A metal-free, sustainable approach to carbon dioxide reduction

Researchers in Japan have presented an organic catalyst for carbon dioxide (CO2) reduction that is inexpensive, readily available and recyclable. As the level of catalytic activity can be tuned by the solvent conditions, ...

Table salt compound spotted on Europa

A familiar ingredient has been hiding in plain sight on the surface of Jupiter's moon Europa. Using a visible light spectral analysis, planetary scientists at Caltech and the Jet Propulsion Laboratory, which Caltech manages ...

page 1 from 23

Salt

Salt is a dietary mineral composed primarily of sodium chloride that is essential for animal life, but toxic to most land plants. Salt flavor is one of the basic tastes, an important preservative and a popular food seasoning.

Salt for human consumption is produced in different forms: unrefined salt (such as sea salt), refined salt (table salt), and iodized salt. It is a crystalline solid, white, pale pink or light gray in color, normally obtained from sea water or rock deposits. Edible rock salts may be slightly grayish in color because of this mineral content.

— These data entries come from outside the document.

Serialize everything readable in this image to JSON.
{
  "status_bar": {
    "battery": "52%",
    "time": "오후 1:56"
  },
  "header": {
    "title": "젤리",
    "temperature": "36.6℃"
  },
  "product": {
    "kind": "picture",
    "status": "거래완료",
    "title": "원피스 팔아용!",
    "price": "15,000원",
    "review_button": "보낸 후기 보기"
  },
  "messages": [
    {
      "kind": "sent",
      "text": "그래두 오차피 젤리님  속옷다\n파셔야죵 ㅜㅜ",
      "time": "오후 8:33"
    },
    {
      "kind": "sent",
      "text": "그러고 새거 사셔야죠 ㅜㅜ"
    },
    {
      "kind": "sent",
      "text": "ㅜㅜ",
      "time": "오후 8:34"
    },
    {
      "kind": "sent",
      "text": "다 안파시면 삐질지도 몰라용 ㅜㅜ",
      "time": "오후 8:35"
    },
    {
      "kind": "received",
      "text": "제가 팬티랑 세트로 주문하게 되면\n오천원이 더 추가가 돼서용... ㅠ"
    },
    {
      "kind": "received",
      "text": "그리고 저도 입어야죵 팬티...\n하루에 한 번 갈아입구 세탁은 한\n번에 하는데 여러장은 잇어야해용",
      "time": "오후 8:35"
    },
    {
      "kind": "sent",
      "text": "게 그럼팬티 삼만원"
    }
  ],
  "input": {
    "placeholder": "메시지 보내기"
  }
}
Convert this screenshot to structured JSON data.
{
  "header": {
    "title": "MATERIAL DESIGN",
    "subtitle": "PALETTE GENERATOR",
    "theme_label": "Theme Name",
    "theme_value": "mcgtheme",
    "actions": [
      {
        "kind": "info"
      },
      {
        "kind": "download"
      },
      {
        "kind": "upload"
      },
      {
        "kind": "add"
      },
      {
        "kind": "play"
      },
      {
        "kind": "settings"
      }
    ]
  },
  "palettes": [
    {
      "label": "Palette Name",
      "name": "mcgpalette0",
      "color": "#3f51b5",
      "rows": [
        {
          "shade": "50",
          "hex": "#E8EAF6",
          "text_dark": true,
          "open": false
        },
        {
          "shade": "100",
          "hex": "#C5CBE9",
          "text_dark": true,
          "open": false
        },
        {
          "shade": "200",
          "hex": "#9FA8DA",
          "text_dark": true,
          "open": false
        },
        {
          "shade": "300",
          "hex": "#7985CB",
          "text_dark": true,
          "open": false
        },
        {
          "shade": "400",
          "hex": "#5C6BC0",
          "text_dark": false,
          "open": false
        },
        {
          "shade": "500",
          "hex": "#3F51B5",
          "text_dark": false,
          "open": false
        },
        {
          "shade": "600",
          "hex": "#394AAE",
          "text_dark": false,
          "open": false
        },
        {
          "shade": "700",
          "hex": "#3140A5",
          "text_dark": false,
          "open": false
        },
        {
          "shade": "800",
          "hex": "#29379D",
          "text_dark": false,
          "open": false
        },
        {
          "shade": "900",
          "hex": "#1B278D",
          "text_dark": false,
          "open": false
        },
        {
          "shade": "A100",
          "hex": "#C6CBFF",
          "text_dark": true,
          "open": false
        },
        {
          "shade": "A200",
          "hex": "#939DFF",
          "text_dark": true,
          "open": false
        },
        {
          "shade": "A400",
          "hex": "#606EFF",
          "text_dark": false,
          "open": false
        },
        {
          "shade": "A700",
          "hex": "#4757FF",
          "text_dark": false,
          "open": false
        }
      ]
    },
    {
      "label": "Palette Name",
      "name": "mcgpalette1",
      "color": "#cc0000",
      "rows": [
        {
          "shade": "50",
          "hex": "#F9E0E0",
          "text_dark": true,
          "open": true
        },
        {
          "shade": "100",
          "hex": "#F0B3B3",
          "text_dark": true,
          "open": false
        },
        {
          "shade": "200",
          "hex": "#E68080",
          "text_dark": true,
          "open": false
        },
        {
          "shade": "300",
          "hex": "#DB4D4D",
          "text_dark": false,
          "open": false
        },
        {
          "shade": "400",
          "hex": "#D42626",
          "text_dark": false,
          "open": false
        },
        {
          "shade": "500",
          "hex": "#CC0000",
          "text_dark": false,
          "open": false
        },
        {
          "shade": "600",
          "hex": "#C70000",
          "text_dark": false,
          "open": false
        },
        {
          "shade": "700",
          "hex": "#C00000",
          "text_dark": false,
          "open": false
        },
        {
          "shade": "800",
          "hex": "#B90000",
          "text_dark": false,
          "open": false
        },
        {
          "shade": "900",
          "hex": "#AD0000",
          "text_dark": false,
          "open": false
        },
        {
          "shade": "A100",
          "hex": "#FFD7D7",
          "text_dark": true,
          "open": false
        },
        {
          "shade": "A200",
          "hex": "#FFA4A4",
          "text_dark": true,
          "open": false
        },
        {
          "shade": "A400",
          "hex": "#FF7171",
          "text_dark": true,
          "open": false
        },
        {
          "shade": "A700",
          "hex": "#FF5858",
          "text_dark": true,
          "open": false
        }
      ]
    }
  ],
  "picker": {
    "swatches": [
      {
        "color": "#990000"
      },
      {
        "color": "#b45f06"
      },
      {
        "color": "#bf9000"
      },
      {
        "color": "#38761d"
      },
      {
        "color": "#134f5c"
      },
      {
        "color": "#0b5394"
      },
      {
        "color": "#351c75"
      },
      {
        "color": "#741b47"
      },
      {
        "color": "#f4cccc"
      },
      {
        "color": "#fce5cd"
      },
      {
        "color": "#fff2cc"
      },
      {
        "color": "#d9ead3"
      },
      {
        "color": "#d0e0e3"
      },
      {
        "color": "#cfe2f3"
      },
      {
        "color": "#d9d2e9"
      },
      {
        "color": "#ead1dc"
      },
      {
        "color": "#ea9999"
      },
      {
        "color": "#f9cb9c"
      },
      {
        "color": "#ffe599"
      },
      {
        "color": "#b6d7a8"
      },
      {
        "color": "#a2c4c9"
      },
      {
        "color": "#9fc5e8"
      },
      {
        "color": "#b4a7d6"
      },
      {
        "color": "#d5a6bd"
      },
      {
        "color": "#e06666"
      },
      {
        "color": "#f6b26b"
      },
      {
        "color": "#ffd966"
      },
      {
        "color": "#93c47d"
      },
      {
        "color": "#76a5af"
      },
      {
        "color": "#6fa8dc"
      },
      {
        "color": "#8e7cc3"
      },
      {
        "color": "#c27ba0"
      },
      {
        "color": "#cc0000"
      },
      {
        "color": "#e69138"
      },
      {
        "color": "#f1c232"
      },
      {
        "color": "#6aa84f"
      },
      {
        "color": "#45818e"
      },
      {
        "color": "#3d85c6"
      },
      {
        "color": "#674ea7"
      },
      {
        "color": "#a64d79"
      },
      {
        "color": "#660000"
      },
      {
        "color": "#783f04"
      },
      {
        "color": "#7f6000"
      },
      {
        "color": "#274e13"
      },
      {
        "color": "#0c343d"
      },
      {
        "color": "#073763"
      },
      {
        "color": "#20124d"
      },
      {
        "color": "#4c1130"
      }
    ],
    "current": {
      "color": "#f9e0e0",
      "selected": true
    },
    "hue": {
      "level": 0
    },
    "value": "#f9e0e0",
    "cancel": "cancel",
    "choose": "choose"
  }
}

Chloride and sodium ions, the two major components of salt, are necessary for the survival of all known living creatures, including humans. Salt is involved in regulating the water content (fluid balance) of the body. Salt cravings may be caused by trace mineral deficiencies as well as by a deficiency of sodium chloride itself. Conversely, overconsumption of salt increases the risk of health problems, including high blood pressure.

This text uses material from Wikipedia, licensed under CC BY-SA